## Problem requirements:
Copy the records below exactly, but leave out any picture they contain.

## Material to process:
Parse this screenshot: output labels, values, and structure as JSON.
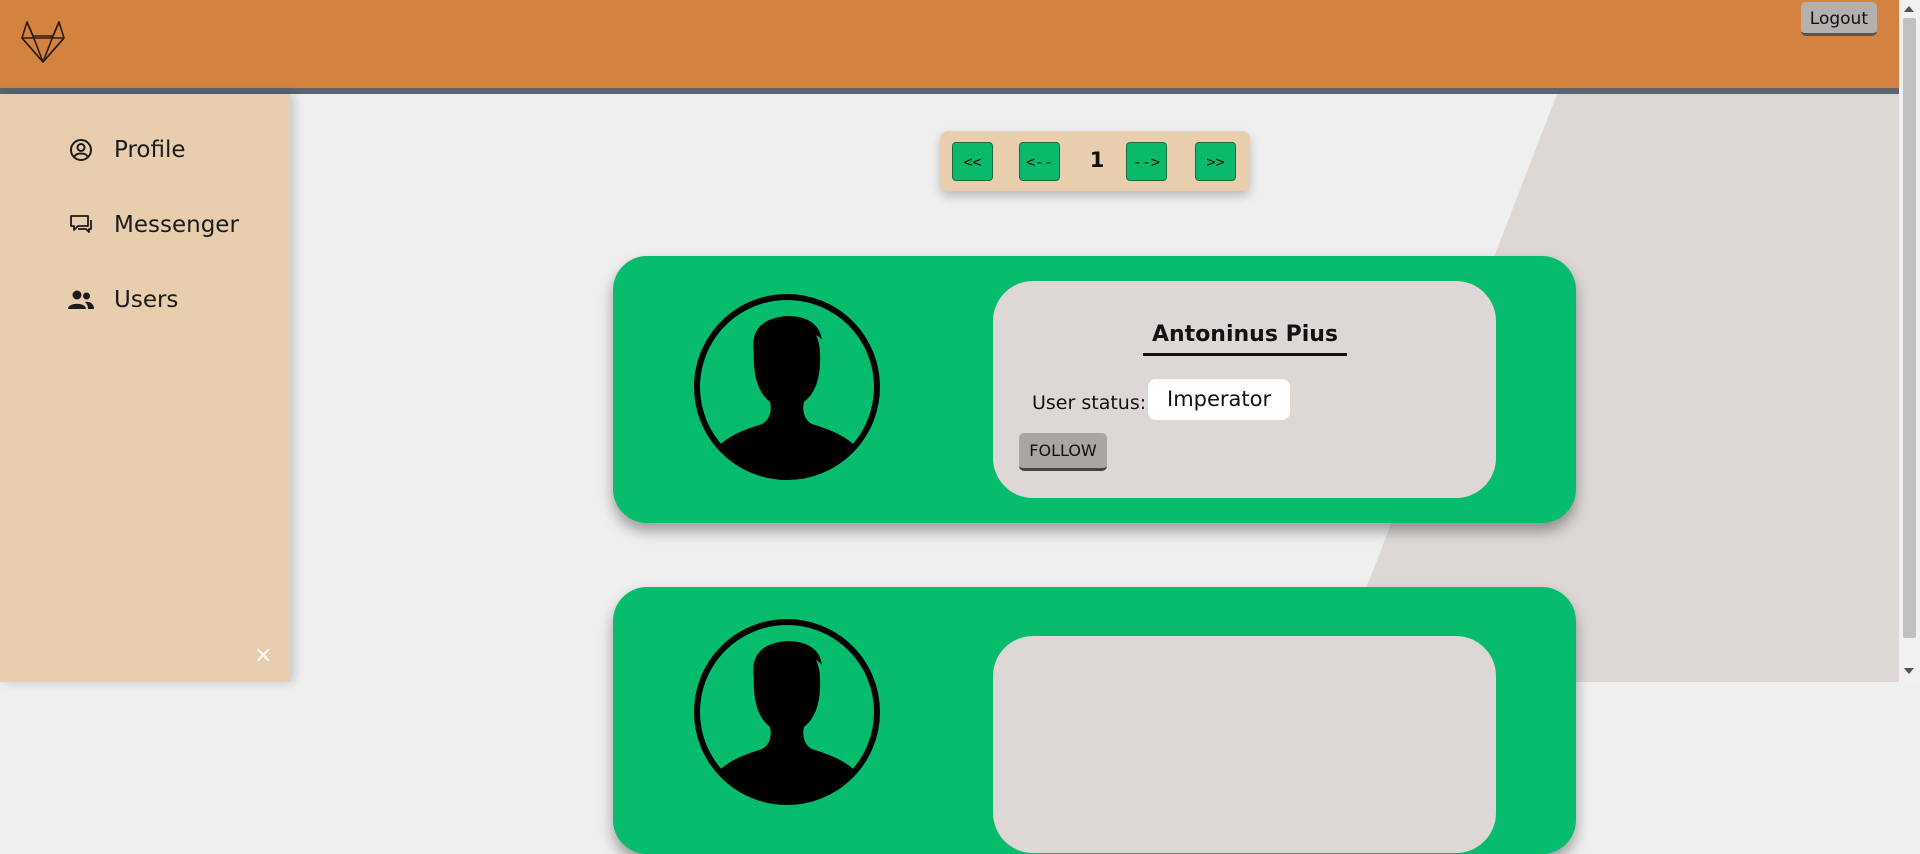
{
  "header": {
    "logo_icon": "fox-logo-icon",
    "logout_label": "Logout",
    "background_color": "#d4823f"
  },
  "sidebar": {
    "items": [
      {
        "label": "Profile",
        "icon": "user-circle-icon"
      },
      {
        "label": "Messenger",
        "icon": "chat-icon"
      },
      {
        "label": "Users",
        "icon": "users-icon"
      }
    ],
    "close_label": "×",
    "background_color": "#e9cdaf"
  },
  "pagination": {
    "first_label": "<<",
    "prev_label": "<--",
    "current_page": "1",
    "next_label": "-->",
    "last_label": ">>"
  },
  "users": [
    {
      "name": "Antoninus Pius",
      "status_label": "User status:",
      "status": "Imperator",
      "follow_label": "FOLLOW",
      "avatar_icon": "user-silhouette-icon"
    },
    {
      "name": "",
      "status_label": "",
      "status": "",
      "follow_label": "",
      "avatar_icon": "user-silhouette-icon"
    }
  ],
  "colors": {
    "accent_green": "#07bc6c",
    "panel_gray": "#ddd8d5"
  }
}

## Answer below:
Parse this screenshot: output labels, values, and structure as JSON.
{
  "header": {
    "logo_icon": "fox-logo-icon",
    "logout_label": "Logout",
    "background_color": "#d4823f"
  },
  "sidebar": {
    "items": [
      {
        "label": "Profile",
        "icon": "user-circle-icon"
      },
      {
        "label": "Messenger",
        "icon": "chat-icon"
      },
      {
        "label": "Users",
        "icon": "users-icon"
      }
    ],
    "close_label": "×",
    "background_color": "#e9cdaf"
  },
  "pagination": {
    "first_label": "<<",
    "prev_label": "<--",
    "current_page": "1",
    "next_label": "-->",
    "last_label": ">>"
  },
  "users": [
    {
      "name": "Antoninus Pius",
      "status_label": "User status:",
      "status": "Imperator",
      "follow_label": "FOLLOW",
      "avatar_icon": "user-silhouette-icon"
    },
    {
      "name": "",
      "status_label": "",
      "status": "",
      "follow_label": "",
      "avatar_icon": "user-silhouette-icon"
    }
  ],
  "colors": {
    "accent_green": "#07bc6c",
    "panel_gray": "#ddd8d5"
  }
}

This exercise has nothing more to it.